● **Exercise aim**:
The answer must consist of every line below containing "amount".

++++++++++++++++++++

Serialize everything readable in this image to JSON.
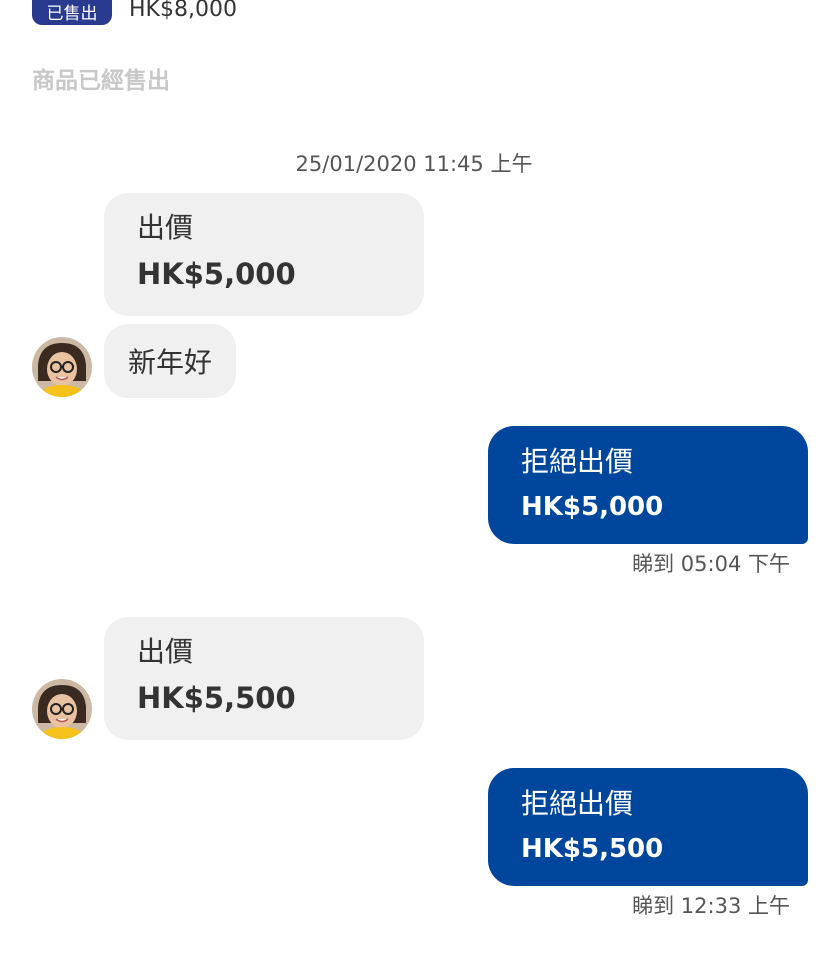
{
  "listing": {
    "sold_badge": "已售出",
    "price": "HK$8,000",
    "sold_status": "商品已經售出"
  },
  "chat": {
    "timestamp": "25/01/2020 11:45 上午",
    "messages": [
      {
        "sender": "other",
        "type": "offer",
        "label": "出價",
        "amount": "HK$5,000"
      },
      {
        "sender": "other",
        "type": "text",
        "text": "新年好"
      },
      {
        "sender": "me",
        "type": "reject",
        "label": "拒絕出價",
        "amount": "HK$5,000",
        "receipt": "睇到 05:04 下午"
      },
      {
        "sender": "other",
        "type": "offer",
        "label": "出價",
        "amount": "HK$5,500"
      },
      {
        "sender": "me",
        "type": "reject",
        "label": "拒絕出價",
        "amount": "HK$5,500",
        "receipt": "睇到 12:33 上午"
      }
    ]
  }
}
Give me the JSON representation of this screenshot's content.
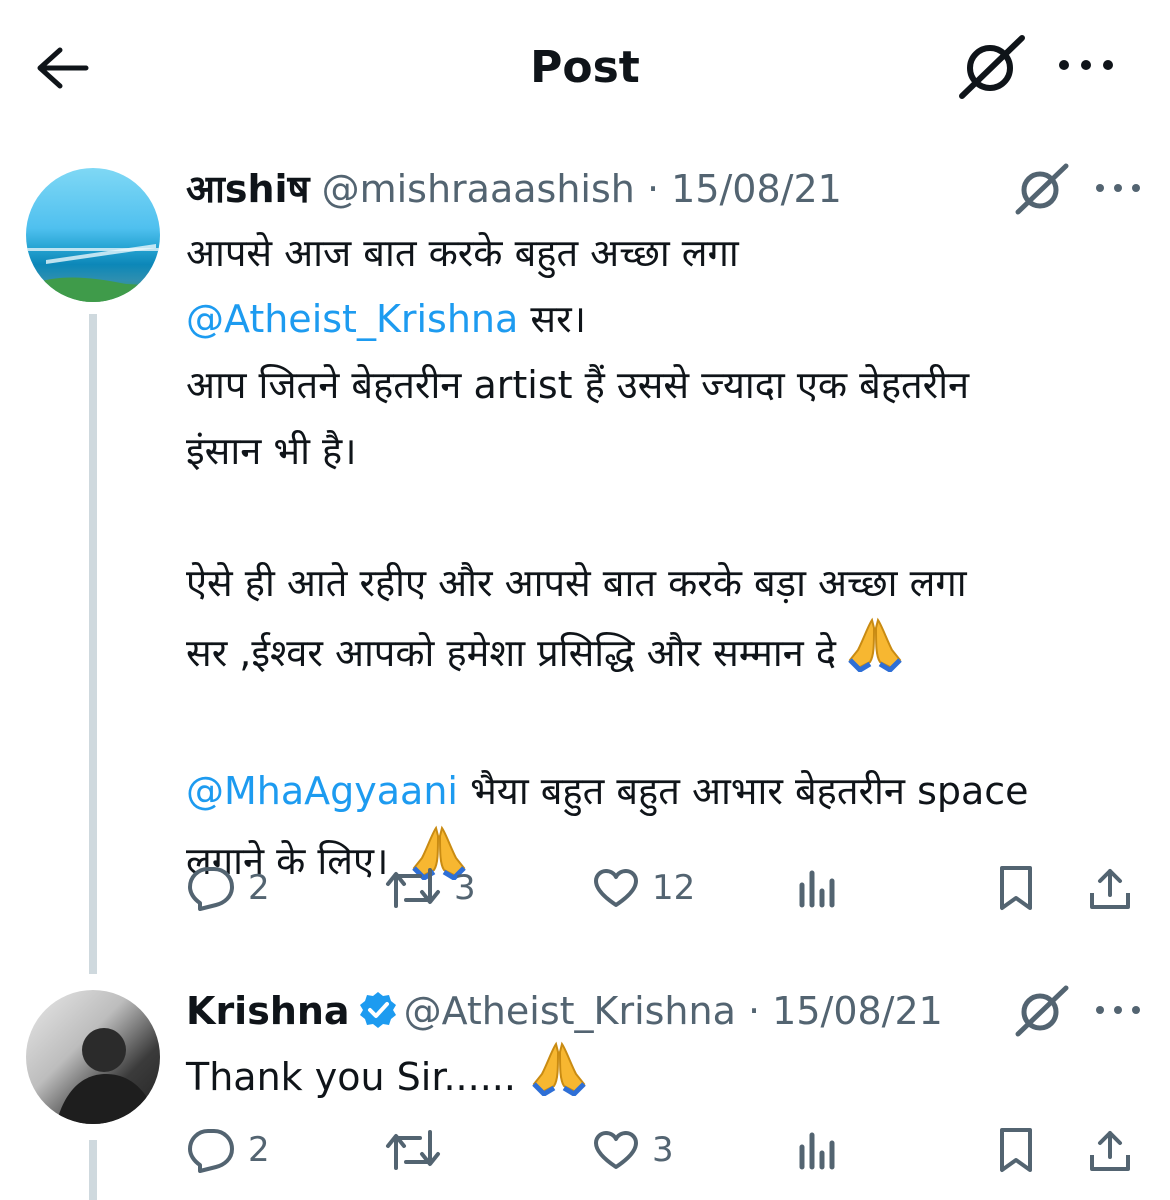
{
  "header": {
    "title": "Post"
  },
  "colors": {
    "accent": "#1d9bf0",
    "secondary_text": "#536471",
    "thread_line": "#cfd9de"
  },
  "icons": [
    "back-arrow-icon",
    "grok-icon",
    "more-icon",
    "reply-icon",
    "repost-icon",
    "like-icon",
    "views-icon",
    "bookmark-icon",
    "share-icon",
    "verified-badge-icon",
    "folded-hands-emoji"
  ],
  "tweets": [
    {
      "name": "आshiष",
      "handle": "@mishraaashish",
      "dot": "·",
      "date": "15/08/21",
      "body": {
        "l1": "आपसे आज बात करके बहुत अच्छा लगा",
        "mention1": "@Atheist_Krishna",
        "l2b": " सर।",
        "l3": "आप जितने बेहतरीन artist हैं उससे ज्यादा एक बेहतरीन",
        "l4": "इंसान भी है।",
        "l5": "ऐसे ही आते रहीए और आपसे बात करके बड़ा अच्छा लगा",
        "l6": "सर ,ईश्वर आपको हमेशा प्रसिद्धि और सम्मान दे",
        "mention2": "@MhaAgyaani",
        "l7b": " भैया बहुत बहुत आभार बेहतरीन space",
        "l8": "लगाने के लिए।"
      },
      "stats": {
        "replies": "2",
        "reposts": "3",
        "likes": "12"
      }
    },
    {
      "name": "Krishna",
      "handle": "@Atheist_Krishna",
      "dot": "·",
      "date": "15/08/21",
      "body": {
        "l1": "Thank you Sir......"
      },
      "stats": {
        "replies": "2",
        "reposts": "",
        "likes": "3"
      }
    }
  ]
}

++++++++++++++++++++

● **Response to this task**:
        "amount": "HK$5,000"
        "amount": "HK$5,000",
        "amount": "HK$5,500"
        "amount": "HK$5,500",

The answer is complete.